  3. Valero C, García-Palomo JD, Matorras P, Fernández-Mazarrasa C, Gonzáles-Fernández C, Farinas MC. Acinetobacter bacteraemia in a teaching hospital, 1989–1998.Eur J Intern Med. 2001;12:4259. DOIPubMedGoogle Scholar
  4. Crowe M, Ispahani P, Humphreys H, Kelley T, Winter R. Bacteraemia in the adult intensive care unit of a teaching hospital in Nottingham, UK, 1985–1996.Eur J Clin Microbiol Infect Dis. 1998;17:37784.PubMedGoogle Scholar
  5. Seifert H, Strate A, Schulze A, Pulverer G. Vascular catheter-related bloodstream infection due to Acinetobacter johnsonii (formerly Acinetobacter calcoaceticus var. lwoffii): report of 13 cases.Clin Infect Dis. 1993;17:6326.PubMedGoogle Scholar
  6. Ku SC, Hsueh PR, Yang PC, Luh KT. Clinical and microbiological characteristics of bacteremia caused by Acinetobacter lwoffii.Eur J Clin Microbiol Infect Dis. 2000;19:5015. DOIPubMedGoogle Scholar
  7. Domingo P, Munoz R, Frontera G, Pericas R, Martinez E. Community-acquired pneumonia due to Acinetobacter lwoffii in a patient infected with the human immunodeficiency virus.Clin Infect Dis. 1995;20:2056.PubMedGoogle Scholar
  8. Clinical and Laboratory Standards Institute (CLSI). Performance standards for antimicrobial susceptibility testing: 15th informational supplement. CLSI/NCCLS M100-S15. Wayne (PA): The Institute; 2005.
  9. Prashanth K, Badrinath S. Epidemiological investigation of nosocomial Acinetobacter infections using arbitrarily primed PCR and pulse field gel electrophoresis.Indian J Med Res. 2005;122:40818.PubMedGoogle Scholar
  10. Tenover FC, Arbeit RD, Goering RV, Mickelsen PA, Murray BE, Persing DH, Interpreting chromosomal DNA restriction patterns produced by pulsed-field gel electrophoresis: criteria for bacterial strain typing.J Clin Microbiol. 1995;33:22339.PubMedGoogle Scholar

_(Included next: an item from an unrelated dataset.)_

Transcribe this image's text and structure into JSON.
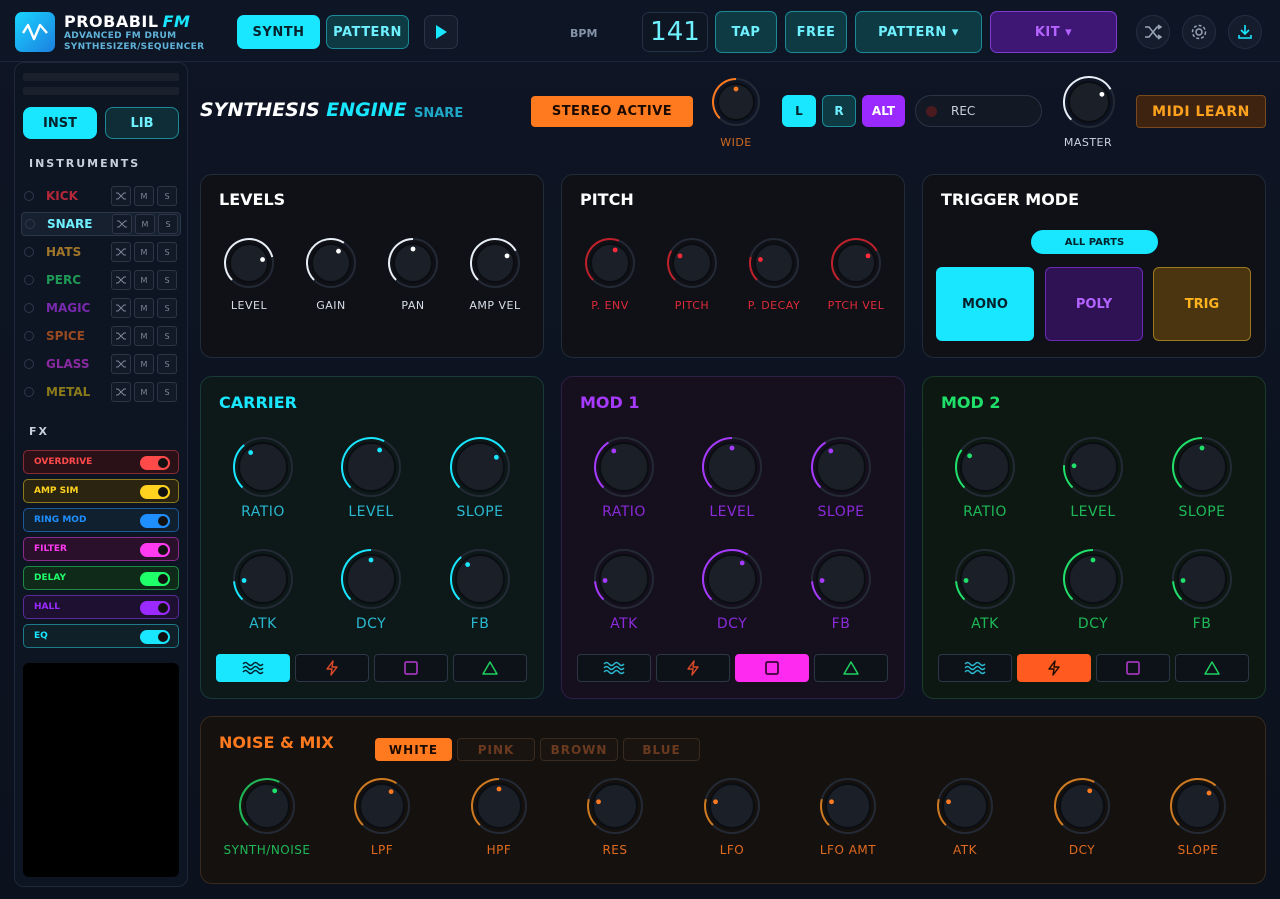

Cite This Article

DOI: 10.3201/eid1302.060858

Related Links


Table of Contents – Volume 13, Number 2—February 2007

EID Search Options
presentation_01 Advanced Article Search – Search articles by author and/or keyword.
presentation_01 Articles by Country Search – Search articles by the topic country.
presentation_01 Article Type Search – Search articles by article type and issue.



Please use the form below to submit correspondence to the authors or contact them at the following address:

Antonio Carraturo, Laboratorio di Microbiologia, Ospedale Santa Maria Goretti, Azienda Unità Sanitaria Locale di Latina, Via Canova, 04100 Latina, Italy;

Send To

10000 character(s) remaining.


Page created: June 29, 2010
Page updated: June 29, 2010
Page reviewed: June 29, 2010
The conclusions, findings, and opinions expressed by authors contributing to this journal do not necessarily reflect the official position of the U.S. Department of Health and Human Services, the Public Health Service, the Centers for Disease Control and Prevention, or the authors' affiliated institutions. Use of trade names is for identification only and does not imply endorsement by any of the groups named above.